## [7] "Justin"
V(g4)$gender <- c("male", "male", "male", "male", "female", "female", "male")

E(g4)$type <- "email" # Edge attribute, assign "email" to all edges

E(g4)$weight <- 10    # Edge weight, setting all existing edges to 10

Examine attributes:

## $type

## [1] "email" "email" "email" "email"


## $weight

## [1] 10 10 10 10
## $name

## [1] "John"     "Jim"      "Jack"     "Jesse"    "Janis"    "Jennifer"

## [7] "Justin"  


## $gender

## [1] "male"   "male"   "male"   "male"   "female" "female" "male"
## named list()
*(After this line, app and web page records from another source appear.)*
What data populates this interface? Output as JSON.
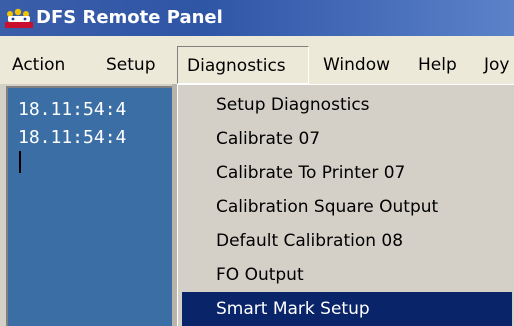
{
  "window": {
    "title": "DFS Remote Panel",
    "app_icon": "elephant-app-icon"
  },
  "menubar": {
    "items": [
      {
        "label": "Action"
      },
      {
        "label": "Setup"
      },
      {
        "label": "Diagnostics",
        "active": true
      },
      {
        "label": "Window"
      },
      {
        "label": "Help"
      },
      {
        "label": "Joy"
      }
    ]
  },
  "log": {
    "lines": [
      "18.11:54:4",
      "18.11:54:4"
    ]
  },
  "diagnostics_menu": {
    "items": [
      {
        "label": "Setup Diagnostics"
      },
      {
        "label": "Calibrate 07"
      },
      {
        "label": "Calibrate To Printer 07"
      },
      {
        "label": "Calibration Square Output"
      },
      {
        "label": "Default Calibration 08"
      },
      {
        "label": "FO Output"
      },
      {
        "label": "Smart Mark Setup",
        "highlighted": true
      }
    ]
  },
  "colors": {
    "titlebar": "#2f55a6",
    "content_bg": "#3a6ea5",
    "highlight": "#0a246a",
    "menu_bg": "#d4d0c8"
  }
}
Another way to set attributes (you can similarly use set_edge_attr(), set_vertex_attr(), etc.):

g4 <- set_graph_attr(g4, "name", "Email Network")

g4 <- set_graph_attr(g4, "something", "A thing")

## [1] "name"      "something"
graph_attr(g4, "name")
## [1] "Email Network"
## $name

## [1] "Email Network"


## $something

## [1] "A thing"
g4 <- delete_graph_attr(g4, "something")

## $name

## [1] "Email Network"
plot(g4, edge.arrow.size=.5, vertex.label.color="black", vertex.label.dist=1.5,

     vertex.color=c( "pink", "skyblue")[1+(V(g4)$gender=="male")] ) 

The graph g4 has two edges going from Jim to Jack, and a loop from John to himself. We can simplify our graph to remove loops & multiple edges between the same nodes. Use edge.attr.comb to indicate how edge attributes are to be combined - possible options include sum, mean, prod (product), min, max, first/last (selects the first/last edge’s attribute). Option “ignore” says the attribute should be disregarded and dropped.

g4s <- simplify( g4, remove.multiple = T, remove.loops = F, 

                 edge.attr.comb=c(weight="sum", type="ignore") )

plot(g4s, vertex.label.dist=1.5)

## IGRAPH DNW- 7 3 -- Email Network

## + attr: name (g/c), name (v/c), gender (v/c), weight (e/n)

## + edges (vertex names):

## [1] John->John John->Jim  Jim ->Jack

The description of an igraph object starts with up to four letters:

  1. D or U, for a directed or undirected graph
  2. N for a named graph (where nodes have a name attribute)
  3. W for a weighted graph (where edges have a weight attribute)
  4. B for a bipartite (two-mode) graph (where nodes have a type attribute)

The two numbers that follow (7 5) refer to the number of nodes and edges in the graph. The description also lists node & edge attributes, for example:

  • (g/c) - graph-level character attribute
  • (v/c) - vertex-level character attribute
  • (e/n) - edge-level numeric attribute

2.3 Specific graphs and graph models

Empty graph

eg <- make_empty_graph(40)

plot(eg, vertex.size=10, vertex.label=NA)

Full graph

fg <- make_full_graph(40)

plot(fg, vertex.size=10, vertex.label=NA)

Simple star graph

st <- make_star(40)

plot(st, vertex.size=10, vertex.label=NA) 

Tree graph

tr <- make_tree(40, children = 3, mode = "undirected")

plot(tr, vertex.size=10, vertex.label=NA) 

Ring graph

rn <- make_ring(40)

plot(rn, vertex.size=10, vertex.label=NA)

Erdos-Renyi random graph model
(‘n’ is number of nodes, ‘m’ is the number of edges).

er <- sample_gnm(n=100, m=40) 

plot(er, vertex.size=6, vertex.label=NA)  

Watts-Strogatz small-world model
Creates a lattice (with dim dimensions and size nodes across dimension) and rewires edges randomly with probability p. The neighborhood in which edges are connected is nei. You can allow loops and multiple edges.

sw <- sample_smallworld(dim=2, size=10, nei=1, p=0.1)

plot(sw, vertex.size=6, vertex.label=NA, layout=layout_in_circle)

Barabasi-Albert preferential attachment model for scale-free graphs
(n is number of nodes,